__ASSIGNMENT__: No pictures belong in the answer. Repeat all the entries exactly.

__RAW DATA__:
*-*-*

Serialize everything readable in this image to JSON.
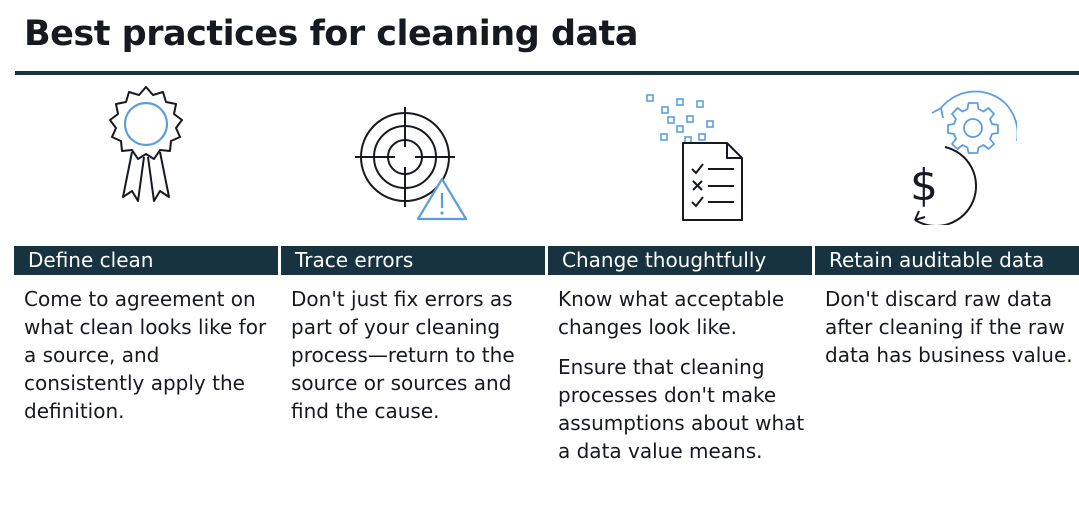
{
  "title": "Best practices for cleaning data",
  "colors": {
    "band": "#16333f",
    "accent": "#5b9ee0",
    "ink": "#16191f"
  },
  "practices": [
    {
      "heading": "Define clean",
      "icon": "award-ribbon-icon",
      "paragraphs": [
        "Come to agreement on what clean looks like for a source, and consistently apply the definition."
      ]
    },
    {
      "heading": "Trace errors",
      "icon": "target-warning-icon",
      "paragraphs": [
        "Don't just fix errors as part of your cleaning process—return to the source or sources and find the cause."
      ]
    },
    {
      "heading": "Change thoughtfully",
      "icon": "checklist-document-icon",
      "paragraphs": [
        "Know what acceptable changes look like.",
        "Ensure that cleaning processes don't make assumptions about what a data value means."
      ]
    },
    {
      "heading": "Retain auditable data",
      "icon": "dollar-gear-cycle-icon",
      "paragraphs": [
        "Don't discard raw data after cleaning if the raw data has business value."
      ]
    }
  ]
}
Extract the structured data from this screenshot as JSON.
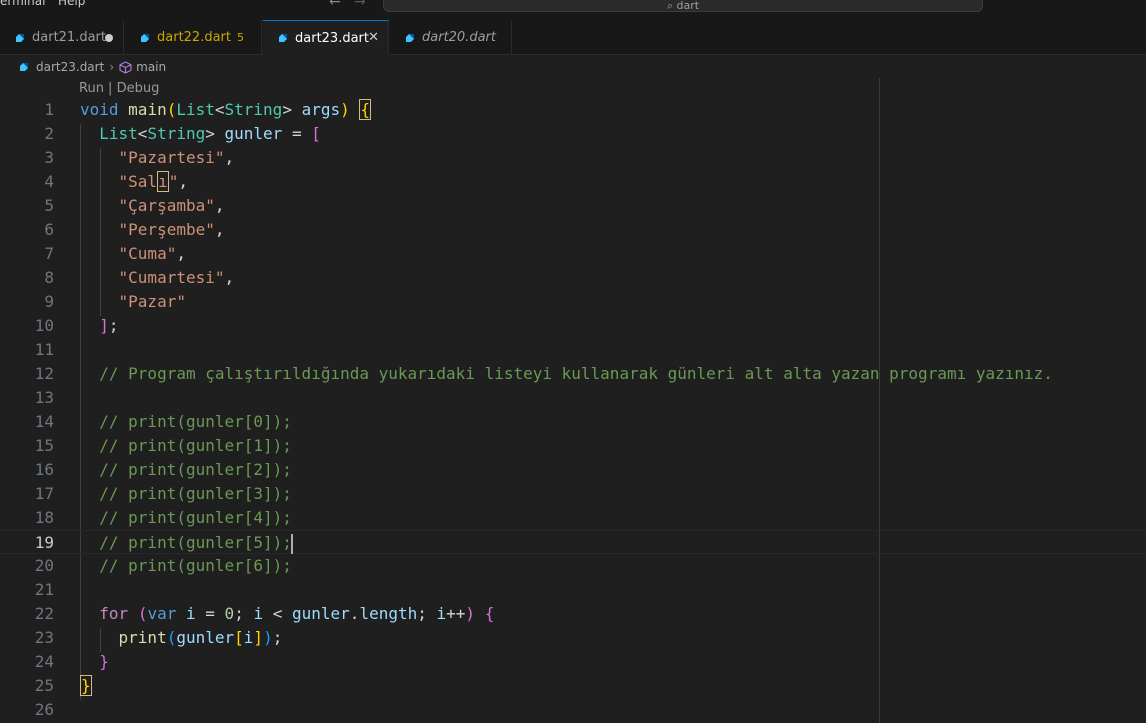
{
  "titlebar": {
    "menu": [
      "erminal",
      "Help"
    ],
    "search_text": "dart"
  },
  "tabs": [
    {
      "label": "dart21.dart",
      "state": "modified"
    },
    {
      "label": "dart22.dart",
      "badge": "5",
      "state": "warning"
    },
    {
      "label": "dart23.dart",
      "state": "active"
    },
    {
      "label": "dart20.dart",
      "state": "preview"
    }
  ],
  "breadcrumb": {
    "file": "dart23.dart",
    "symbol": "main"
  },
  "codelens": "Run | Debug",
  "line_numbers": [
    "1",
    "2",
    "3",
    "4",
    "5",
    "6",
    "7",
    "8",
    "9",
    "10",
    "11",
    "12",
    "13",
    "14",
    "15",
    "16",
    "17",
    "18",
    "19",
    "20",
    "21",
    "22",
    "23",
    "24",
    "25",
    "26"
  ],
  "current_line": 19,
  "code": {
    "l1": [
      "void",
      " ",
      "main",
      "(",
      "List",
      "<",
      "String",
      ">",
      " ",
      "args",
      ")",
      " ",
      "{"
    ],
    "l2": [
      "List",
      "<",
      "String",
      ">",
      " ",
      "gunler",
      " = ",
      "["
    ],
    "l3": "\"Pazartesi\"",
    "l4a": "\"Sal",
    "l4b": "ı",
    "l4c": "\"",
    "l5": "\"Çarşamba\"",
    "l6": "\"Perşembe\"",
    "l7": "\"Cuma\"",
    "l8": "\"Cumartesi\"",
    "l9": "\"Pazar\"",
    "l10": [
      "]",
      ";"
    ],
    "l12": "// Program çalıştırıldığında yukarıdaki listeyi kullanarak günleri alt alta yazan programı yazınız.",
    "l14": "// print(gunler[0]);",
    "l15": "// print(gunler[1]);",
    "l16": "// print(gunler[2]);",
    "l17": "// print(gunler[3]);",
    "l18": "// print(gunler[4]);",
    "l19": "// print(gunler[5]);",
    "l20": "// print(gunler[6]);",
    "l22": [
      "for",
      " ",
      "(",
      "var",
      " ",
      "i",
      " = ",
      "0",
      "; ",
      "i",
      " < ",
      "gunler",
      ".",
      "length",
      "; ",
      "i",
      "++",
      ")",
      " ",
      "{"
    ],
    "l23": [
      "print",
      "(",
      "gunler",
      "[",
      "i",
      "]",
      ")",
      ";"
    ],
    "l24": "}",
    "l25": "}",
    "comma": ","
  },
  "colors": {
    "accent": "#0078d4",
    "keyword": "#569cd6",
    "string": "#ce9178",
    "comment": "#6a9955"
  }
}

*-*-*

__REPLY__:
Serialize everything readable in this image to JSON.
{
  "title": "Best practices for cleaning data",
  "colors": {
    "band": "#16333f",
    "accent": "#5b9ee0",
    "ink": "#16191f"
  },
  "practices": [
    {
      "heading": "Define clean",
      "icon": "award-ribbon-icon",
      "paragraphs": [
        "Come to agreement on what clean looks like for a source, and consistently apply the definition."
      ]
    },
    {
      "heading": "Trace errors",
      "icon": "target-warning-icon",
      "paragraphs": [
        "Don't just fix errors as part of your cleaning process—return to the source or sources and find the cause."
      ]
    },
    {
      "heading": "Change thoughtfully",
      "icon": "checklist-document-icon",
      "paragraphs": [
        "Know what acceptable changes look like.",
        "Ensure that cleaning processes don't make assumptions about what a data value means."
      ]
    },
    {
      "heading": "Retain auditable data",
      "icon": "dollar-gear-cycle-icon",
      "paragraphs": [
        "Don't discard raw data after cleaning if the raw data has business value."
      ]
    }
  ]
}
Extract the structured data from this screenshot as JSON.
{
  "titlebar": {
    "menu": [
      "erminal",
      "Help"
    ],
    "search_text": "dart"
  },
  "tabs": [
    {
      "label": "dart21.dart",
      "state": "modified"
    },
    {
      "label": "dart22.dart",
      "badge": "5",
      "state": "warning"
    },
    {
      "label": "dart23.dart",
      "state": "active"
    },
    {
      "label": "dart20.dart",
      "state": "preview"
    }
  ],
  "breadcrumb": {
    "file": "dart23.dart",
    "symbol": "main"
  },
  "codelens": "Run | Debug",
  "line_numbers": [
    "1",
    "2",
    "3",
    "4",
    "5",
    "6",
    "7",
    "8",
    "9",
    "10",
    "11",
    "12",
    "13",
    "14",
    "15",
    "16",
    "17",
    "18",
    "19",
    "20",
    "21",
    "22",
    "23",
    "24",
    "25",
    "26"
  ],
  "current_line": 19,
  "code": {
    "l1": [
      "void",
      " ",
      "main",
      "(",
      "List",
      "<",
      "String",
      ">",
      " ",
      "args",
      ")",
      " ",
      "{"
    ],
    "l2": [
      "List",
      "<",
      "String",
      ">",
      " ",
      "gunler",
      " = ",
      "["
    ],
    "l3": "\"Pazartesi\"",
    "l4a": "\"Sal",
    "l4b": "ı",
    "l4c": "\"",
    "l5": "\"Çarşamba\"",
    "l6": "\"Perşembe\"",
    "l7": "\"Cuma\"",
    "l8": "\"Cumartesi\"",
    "l9": "\"Pazar\"",
    "l10": [
      "]",
      ";"
    ],
    "l12": "// Program çalıştırıldığında yukarıdaki listeyi kullanarak günleri alt alta yazan programı yazınız.",
    "l14": "// print(gunler[0]);",
    "l15": "// print(gunler[1]);",
    "l16": "// print(gunler[2]);",
    "l17": "// print(gunler[3]);",
    "l18": "// print(gunler[4]);",
    "l19": "// print(gunler[5]);",
    "l20": "// print(gunler[6]);",
    "l22": [
      "for",
      " ",
      "(",
      "var",
      " ",
      "i",
      " = ",
      "0",
      "; ",
      "i",
      " < ",
      "gunler",
      ".",
      "length",
      "; ",
      "i",
      "++",
      ")",
      " ",
      "{"
    ],
    "l23": [
      "print",
      "(",
      "gunler",
      "[",
      "i",
      "]",
      ")",
      ";"
    ],
    "l24": "}",
    "l25": "}",
    "comma": ","
  },
  "colors": {
    "accent": "#0078d4",
    "keyword": "#569cd6",
    "string": "#ce9178",
    "comment": "#6a9955"
  }
}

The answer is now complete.